» **PROMPT**
Only one number is wanted here: how many lines of the data hold "settings".

» **SUPPLIED DATA**
= Beginning of Section =
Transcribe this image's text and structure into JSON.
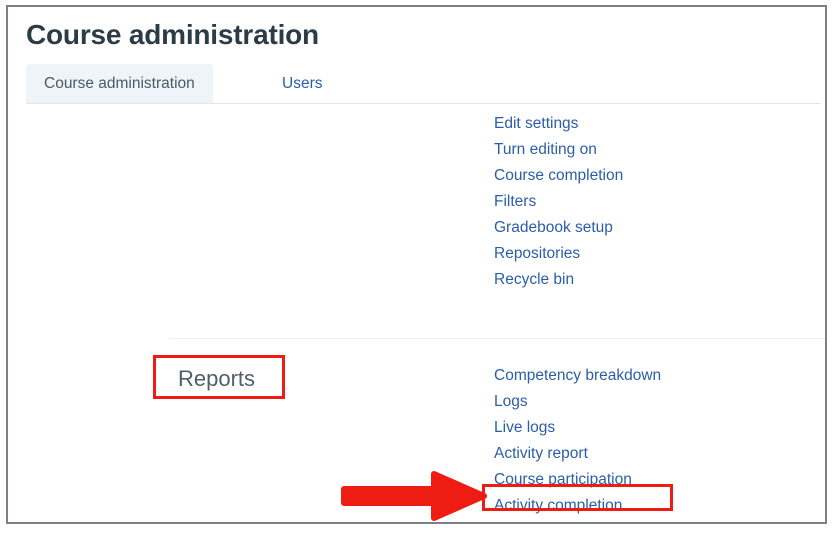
{
  "page": {
    "title": "Course administration"
  },
  "tabs": [
    {
      "label": "Course administration",
      "state": "active"
    },
    {
      "label": "Users",
      "state": "inactive"
    }
  ],
  "sections": [
    {
      "name": "course-settings",
      "heading": "",
      "links": [
        "Edit settings",
        "Turn editing on",
        "Course completion",
        "Filters",
        "Gradebook setup",
        "Repositories",
        "Recycle bin"
      ]
    },
    {
      "name": "reports",
      "heading": "Reports",
      "links": [
        "Competency breakdown",
        "Logs",
        "Live logs",
        "Activity report",
        "Course participation",
        "Activity completion"
      ]
    }
  ],
  "annotations": {
    "color": "#ee1c12",
    "highlight_boxes": [
      {
        "target": "Reports"
      },
      {
        "target": "Activity completion"
      }
    ],
    "arrow": {
      "points_to": "Activity completion",
      "direction": "right"
    }
  },
  "colors": {
    "link": "#2b5ea8",
    "title": "#2b3c47",
    "active_tab_bg": "#eef4f8",
    "frame_border": "#7c7f83",
    "annotation_red": "#ee1c12"
  }
}
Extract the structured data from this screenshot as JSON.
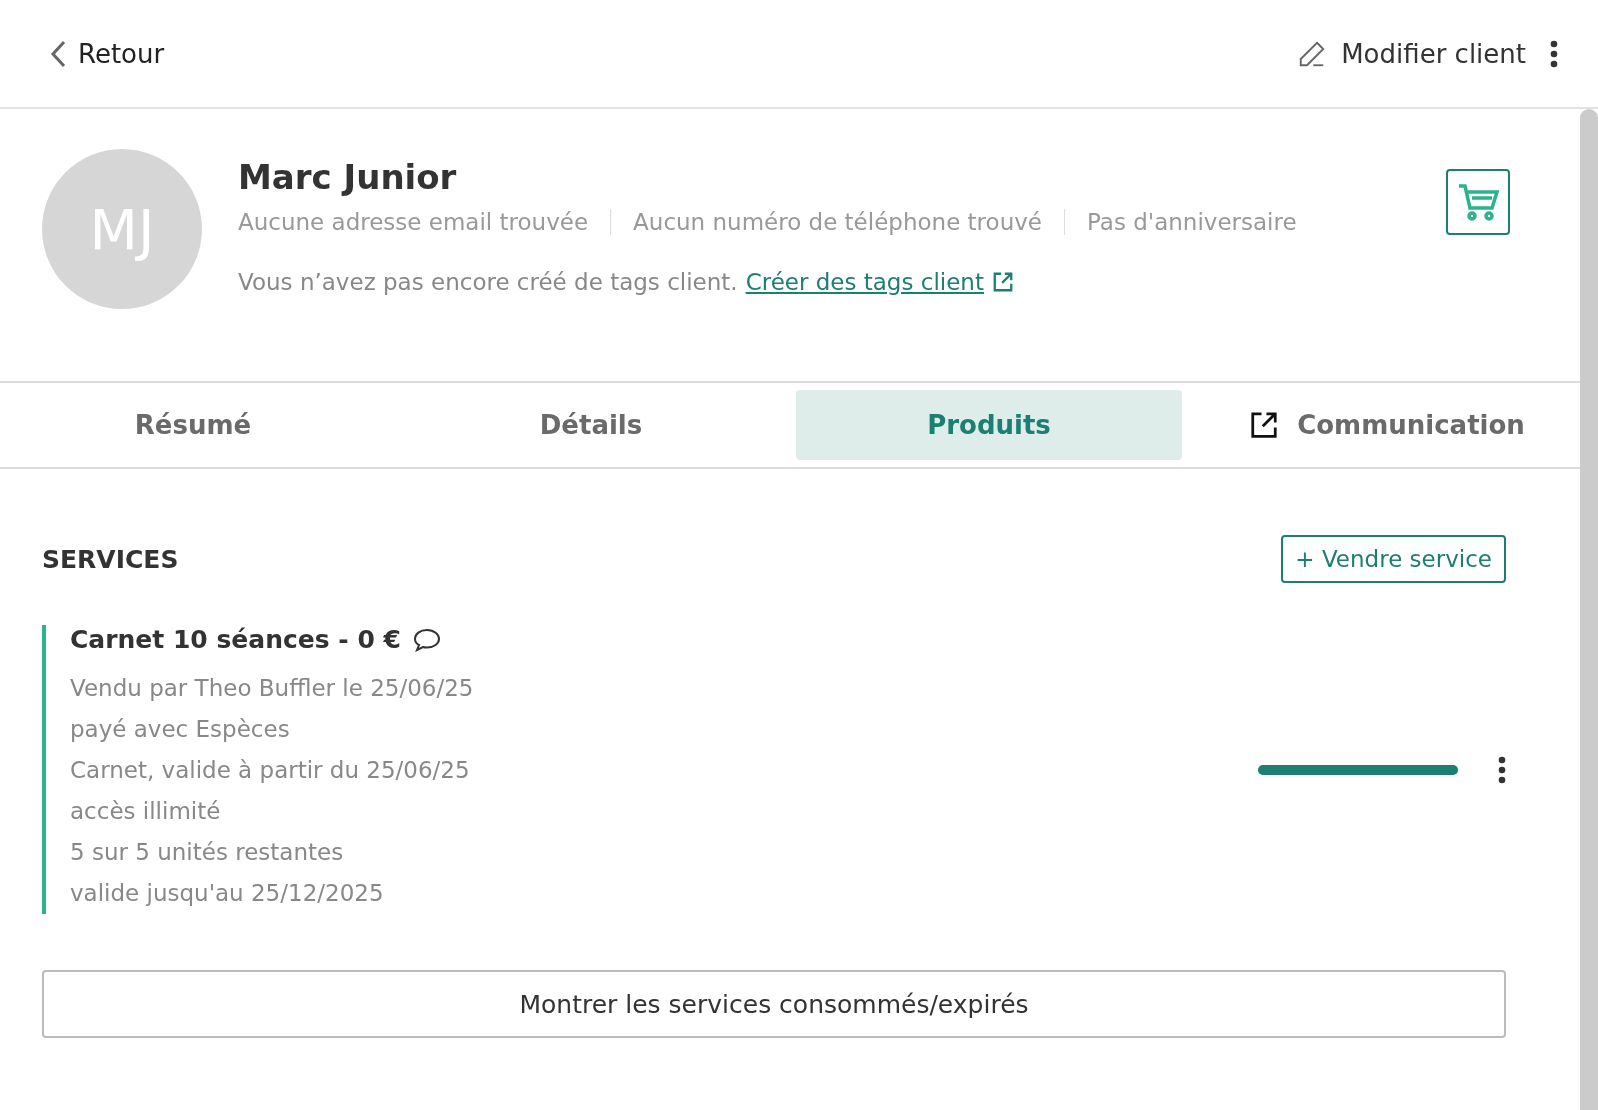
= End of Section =
» **SOLUTION TO THIS PROBLEM**
2